Description of the task
When you output the records, match them exactly and omit any picture they include.

Records shown
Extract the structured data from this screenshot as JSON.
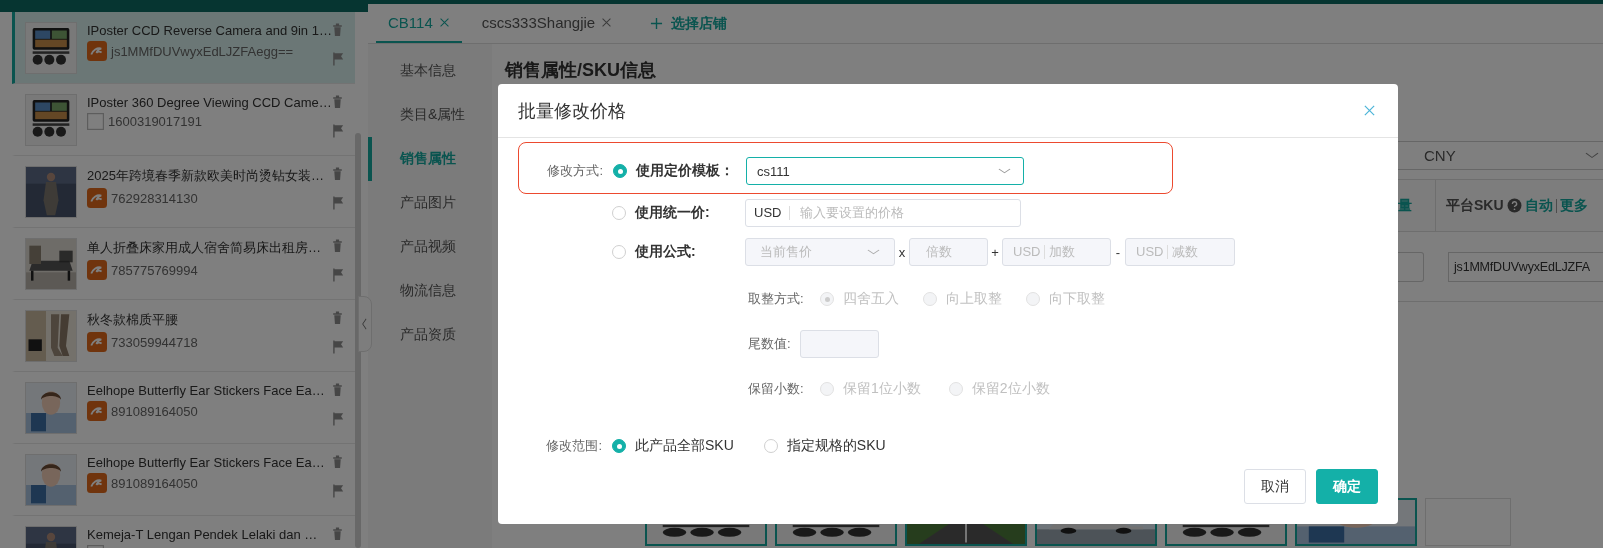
{
  "products": [
    {
      "title": "IPoster CCD Reverse Camera and 9in 1…",
      "id": "js1MMfDUVwyxEdLJZFAegg==",
      "kind": "logo",
      "selected": true
    },
    {
      "title": "IPoster 360 Degree Viewing CCD Came…",
      "id": "1600319017191",
      "kind": "blank",
      "selected": false
    },
    {
      "title": "2025年跨境春季新款欧美时尚烫钻女装…",
      "id": "762928314130",
      "kind": "logo",
      "selected": false
    },
    {
      "title": "单人折叠床家用成人宿舍简易床出租房…",
      "id": "785775769994",
      "kind": "logo",
      "selected": false
    },
    {
      "title": "秋冬款棉质平腰",
      "id": "733059944718",
      "kind": "logo",
      "selected": false
    },
    {
      "title": "Eelhope Butterfly Ear Stickers Face Ea…",
      "id": "891089164050",
      "kind": "logo",
      "selected": false
    },
    {
      "title": "Eelhope Butterfly Ear Stickers Face Ea…",
      "id": "891089164050",
      "kind": "logo",
      "selected": false
    },
    {
      "title": "Kemeja-T Lengan Pendek Lelaki dan …",
      "kind": "blank",
      "selected": false
    }
  ],
  "store_tabs": [
    {
      "label": "CB114",
      "selected": true
    },
    {
      "label": "cscs333Shangjie",
      "selected": false
    }
  ],
  "add_store": "选择店铺",
  "nav": [
    {
      "label": "基本信息",
      "selected": false
    },
    {
      "label": "类目&属性",
      "selected": false
    },
    {
      "label": "销售属性",
      "selected": true
    },
    {
      "label": "产品图片",
      "selected": false
    },
    {
      "label": "产品视频",
      "selected": false
    },
    {
      "label": "物流信息",
      "selected": false
    },
    {
      "label": "产品资质",
      "selected": false
    }
  ],
  "section_title": "销售属性/SKU信息",
  "currency": "CNY",
  "table": {
    "column_1": "量",
    "column_2": "平台SKU",
    "column_2_links": [
      "自动",
      "更多"
    ],
    "row_value": "js1MMfDUVwyxEdLJZFA"
  },
  "gallery": [
    {
      "kind": "picture"
    },
    {
      "kind": "picture"
    },
    {
      "kind": "picture"
    },
    {
      "kind": "picture"
    },
    {
      "kind": "picture"
    },
    {
      "kind": "picture"
    },
    {
      "kind": "empty"
    }
  ],
  "dialog": {
    "title": "批量修改价格",
    "method": {
      "label": "修改方式:",
      "highlighted": true,
      "options": [
        {
          "kind": "template",
          "label": "使用定价模板：",
          "selected": true,
          "value": "cs111"
        },
        {
          "kind": "fixed",
          "label": "使用统一价:",
          "selected": false,
          "currency": "USD",
          "placeholder": "输入要设置的价格"
        },
        {
          "kind": "formula",
          "label": "使用公式:",
          "selected": false,
          "base": "当前售价",
          "times": "x",
          "multiplier_placeholder": "倍数",
          "plus": "+",
          "add_currency": "USD",
          "add_placeholder": "加数",
          "minus": "-",
          "sub_currency": "USD",
          "sub_placeholder": "减数"
        }
      ]
    },
    "rounding": {
      "label": "取整方式:",
      "options": [
        {
          "label": "四舍五入",
          "selected": true
        },
        {
          "label": "向上取整",
          "selected": false
        },
        {
          "label": "向下取整",
          "selected": false
        }
      ]
    },
    "tail": {
      "label": "尾数值:"
    },
    "decimals": {
      "label": "保留小数:",
      "options": [
        {
          "label": "保留1位小数",
          "selected": false
        },
        {
          "label": "保留2位小数",
          "selected": false
        }
      ]
    },
    "scope": {
      "label": "修改范围:",
      "options": [
        {
          "label": "此产品全部SKU",
          "selected": true
        },
        {
          "label": "指定规格的SKU",
          "selected": false
        }
      ]
    },
    "buttons": [
      {
        "label": "取消",
        "kind": "secondary"
      },
      {
        "label": "确定",
        "kind": "primary"
      }
    ]
  }
}
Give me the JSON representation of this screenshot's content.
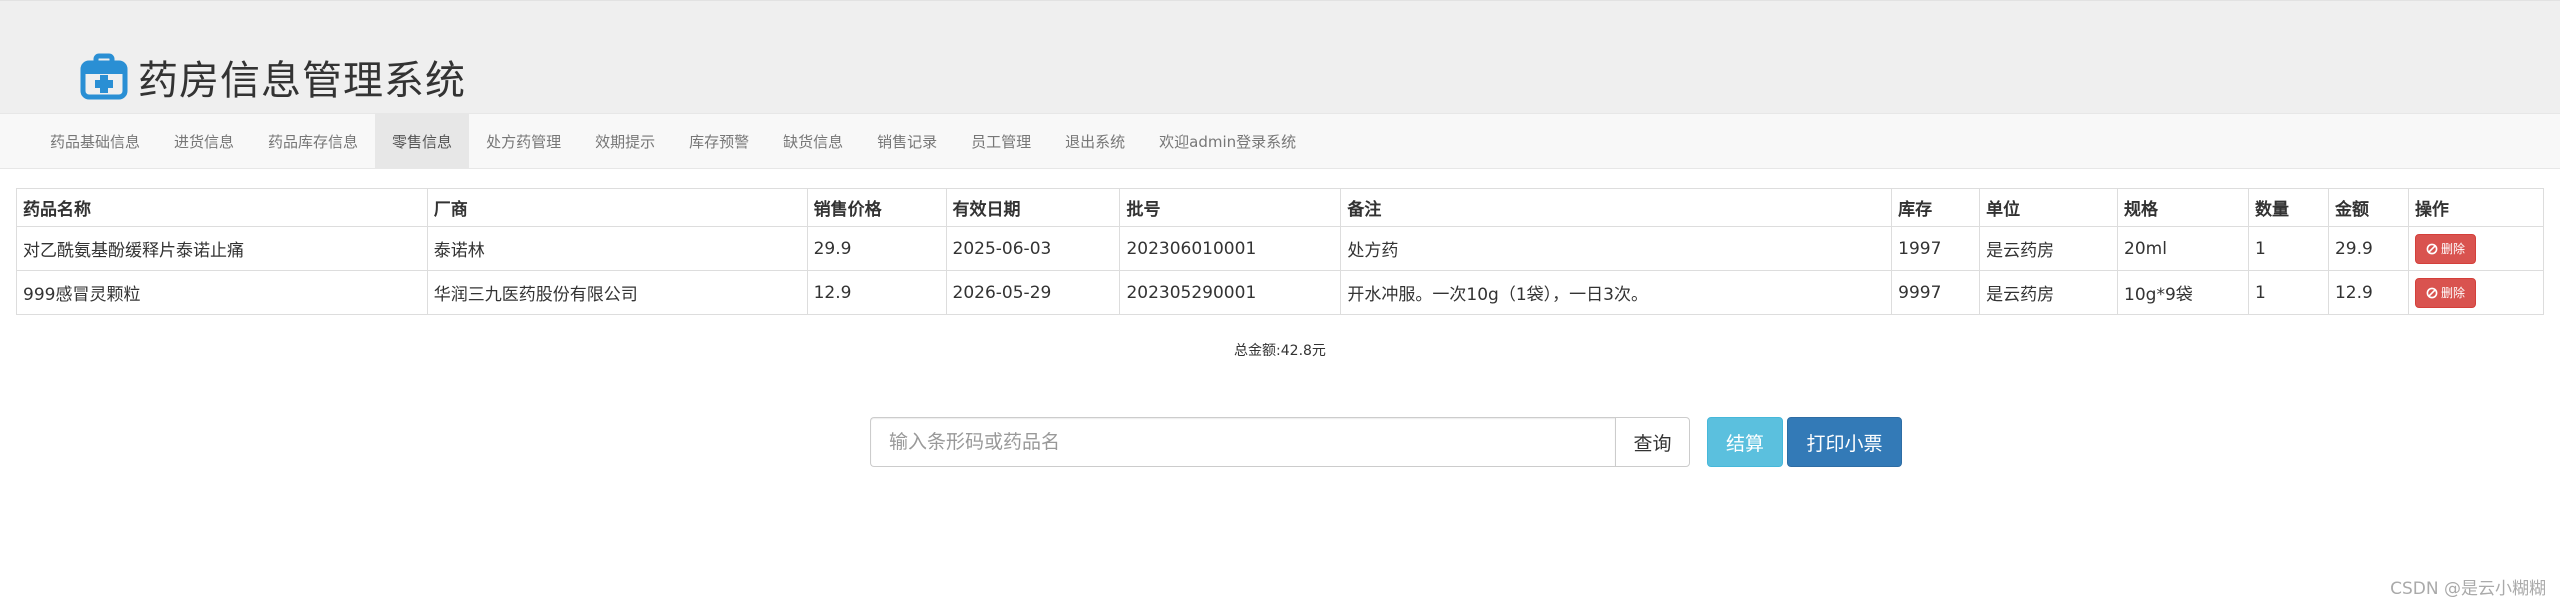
{
  "app": {
    "title": "药房信息管理系统"
  },
  "nav": {
    "items": [
      {
        "label": "药品基础信息"
      },
      {
        "label": "进货信息"
      },
      {
        "label": "药品库存信息"
      },
      {
        "label": "零售信息"
      },
      {
        "label": "处方药管理"
      },
      {
        "label": "效期提示"
      },
      {
        "label": "库存预警"
      },
      {
        "label": "缺货信息"
      },
      {
        "label": "销售记录"
      },
      {
        "label": "员工管理"
      },
      {
        "label": "退出系统"
      },
      {
        "label": "欢迎admin登录系统"
      }
    ],
    "active_index": 3
  },
  "table": {
    "headers": [
      "药品名称",
      "厂商",
      "销售价格",
      "有效日期",
      "批号",
      "备注",
      "库存",
      "单位",
      "规格",
      "数量",
      "金额",
      "操作"
    ],
    "rows": [
      {
        "name": "对乙酰氨基酚缓释片泰诺止痛",
        "maker": "泰诺林",
        "price": "29.9",
        "expiry": "2025-06-03",
        "batch": "202306010001",
        "note": "处方药",
        "stock": "1997",
        "unit": "是云药房",
        "spec": "20ml",
        "qty": "1",
        "amount": "29.9",
        "action": "删除"
      },
      {
        "name": "999感冒灵颗粒",
        "maker": "华润三九医药股份有限公司",
        "price": "12.9",
        "expiry": "2026-05-29",
        "batch": "202305290001",
        "note": "开水冲服。一次10g（1袋），一日3次。",
        "stock": "9997",
        "unit": "是云药房",
        "spec": "10g*9袋",
        "qty": "1",
        "amount": "12.9",
        "action": "删除"
      }
    ]
  },
  "summary": {
    "total_label": "总金额:42.8元"
  },
  "search": {
    "placeholder": "输入条形码或药品名",
    "query_label": "查询",
    "settle_label": "结算",
    "print_label": "打印小票"
  },
  "watermark": "CSDN @是云小糊糊",
  "colors": {
    "brand_blue": "#2a8fd4",
    "danger": "#d9534f",
    "info": "#5bc0de",
    "primary": "#337ab7"
  }
}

Written response
Extract the structured data from this screenshot as JSON.
{
  "products": [
    {
      "title": "IPoster CCD Reverse Camera and 9in 1…",
      "id": "js1MMfDUVwyxEdLJZFAegg==",
      "kind": "logo",
      "selected": true
    },
    {
      "title": "IPoster 360 Degree Viewing CCD Came…",
      "id": "1600319017191",
      "kind": "blank",
      "selected": false
    },
    {
      "title": "2025年跨境春季新款欧美时尚烫钻女装…",
      "id": "762928314130",
      "kind": "logo",
      "selected": false
    },
    {
      "title": "单人折叠床家用成人宿舍简易床出租房…",
      "id": "785775769994",
      "kind": "logo",
      "selected": false
    },
    {
      "title": "秋冬款棉质平腰",
      "id": "733059944718",
      "kind": "logo",
      "selected": false
    },
    {
      "title": "Eelhope Butterfly Ear Stickers Face Ea…",
      "id": "891089164050",
      "kind": "logo",
      "selected": false
    },
    {
      "title": "Eelhope Butterfly Ear Stickers Face Ea…",
      "id": "891089164050",
      "kind": "logo",
      "selected": false
    },
    {
      "title": "Kemeja-T Lengan Pendek Lelaki dan …",
      "kind": "blank",
      "selected": false
    }
  ],
  "store_tabs": [
    {
      "label": "CB114",
      "selected": true
    },
    {
      "label": "cscs333Shangjie",
      "selected": false
    }
  ],
  "add_store": "选择店铺",
  "nav": [
    {
      "label": "基本信息",
      "selected": false
    },
    {
      "label": "类目&属性",
      "selected": false
    },
    {
      "label": "销售属性",
      "selected": true
    },
    {
      "label": "产品图片",
      "selected": false
    },
    {
      "label": "产品视频",
      "selected": false
    },
    {
      "label": "物流信息",
      "selected": false
    },
    {
      "label": "产品资质",
      "selected": false
    }
  ],
  "section_title": "销售属性/SKU信息",
  "currency": "CNY",
  "table": {
    "column_1": "量",
    "column_2": "平台SKU",
    "column_2_links": [
      "自动",
      "更多"
    ],
    "row_value": "js1MMfDUVwyxEdLJZFA"
  },
  "gallery": [
    {
      "kind": "picture"
    },
    {
      "kind": "picture"
    },
    {
      "kind": "picture"
    },
    {
      "kind": "picture"
    },
    {
      "kind": "picture"
    },
    {
      "kind": "picture"
    },
    {
      "kind": "empty"
    }
  ],
  "dialog": {
    "title": "批量修改价格",
    "method": {
      "label": "修改方式:",
      "highlighted": true,
      "options": [
        {
          "kind": "template",
          "label": "使用定价模板：",
          "selected": true,
          "value": "cs111"
        },
        {
          "kind": "fixed",
          "label": "使用统一价:",
          "selected": false,
          "currency": "USD",
          "placeholder": "输入要设置的价格"
        },
        {
          "kind": "formula",
          "label": "使用公式:",
          "selected": false,
          "base": "当前售价",
          "times": "x",
          "multiplier_placeholder": "倍数",
          "plus": "+",
          "add_currency": "USD",
          "add_placeholder": "加数",
          "minus": "-",
          "sub_currency": "USD",
          "sub_placeholder": "减数"
        }
      ]
    },
    "rounding": {
      "label": "取整方式:",
      "options": [
        {
          "label": "四舍五入",
          "selected": true
        },
        {
          "label": "向上取整",
          "selected": false
        },
        {
          "label": "向下取整",
          "selected": false
        }
      ]
    },
    "tail": {
      "label": "尾数值:"
    },
    "decimals": {
      "label": "保留小数:",
      "options": [
        {
          "label": "保留1位小数",
          "selected": false
        },
        {
          "label": "保留2位小数",
          "selected": false
        }
      ]
    },
    "scope": {
      "label": "修改范围:",
      "options": [
        {
          "label": "此产品全部SKU",
          "selected": true
        },
        {
          "label": "指定规格的SKU",
          "selected": false
        }
      ]
    },
    "buttons": [
      {
        "label": "取消",
        "kind": "secondary"
      },
      {
        "label": "确定",
        "kind": "primary"
      }
    ]
  }
}
Give me the JSON representation of this screenshot's content.
{
  "app": {
    "title": "药房信息管理系统"
  },
  "nav": {
    "items": [
      {
        "label": "药品基础信息"
      },
      {
        "label": "进货信息"
      },
      {
        "label": "药品库存信息"
      },
      {
        "label": "零售信息"
      },
      {
        "label": "处方药管理"
      },
      {
        "label": "效期提示"
      },
      {
        "label": "库存预警"
      },
      {
        "label": "缺货信息"
      },
      {
        "label": "销售记录"
      },
      {
        "label": "员工管理"
      },
      {
        "label": "退出系统"
      },
      {
        "label": "欢迎admin登录系统"
      }
    ],
    "active_index": 3
  },
  "table": {
    "headers": [
      "药品名称",
      "厂商",
      "销售价格",
      "有效日期",
      "批号",
      "备注",
      "库存",
      "单位",
      "规格",
      "数量",
      "金额",
      "操作"
    ],
    "rows": [
      {
        "name": "对乙酰氨基酚缓释片泰诺止痛",
        "maker": "泰诺林",
        "price": "29.9",
        "expiry": "2025-06-03",
        "batch": "202306010001",
        "note": "处方药",
        "stock": "1997",
        "unit": "是云药房",
        "spec": "20ml",
        "qty": "1",
        "amount": "29.9",
        "action": "删除"
      },
      {
        "name": "999感冒灵颗粒",
        "maker": "华润三九医药股份有限公司",
        "price": "12.9",
        "expiry": "2026-05-29",
        "batch": "202305290001",
        "note": "开水冲服。一次10g（1袋），一日3次。",
        "stock": "9997",
        "unit": "是云药房",
        "spec": "10g*9袋",
        "qty": "1",
        "amount": "12.9",
        "action": "删除"
      }
    ]
  },
  "summary": {
    "total_label": "总金额:42.8元"
  },
  "search": {
    "placeholder": "输入条形码或药品名",
    "query_label": "查询",
    "settle_label": "结算",
    "print_label": "打印小票"
  },
  "watermark": "CSDN @是云小糊糊",
  "colors": {
    "brand_blue": "#2a8fd4",
    "danger": "#d9534f",
    "info": "#5bc0de",
    "primary": "#337ab7"
  }
}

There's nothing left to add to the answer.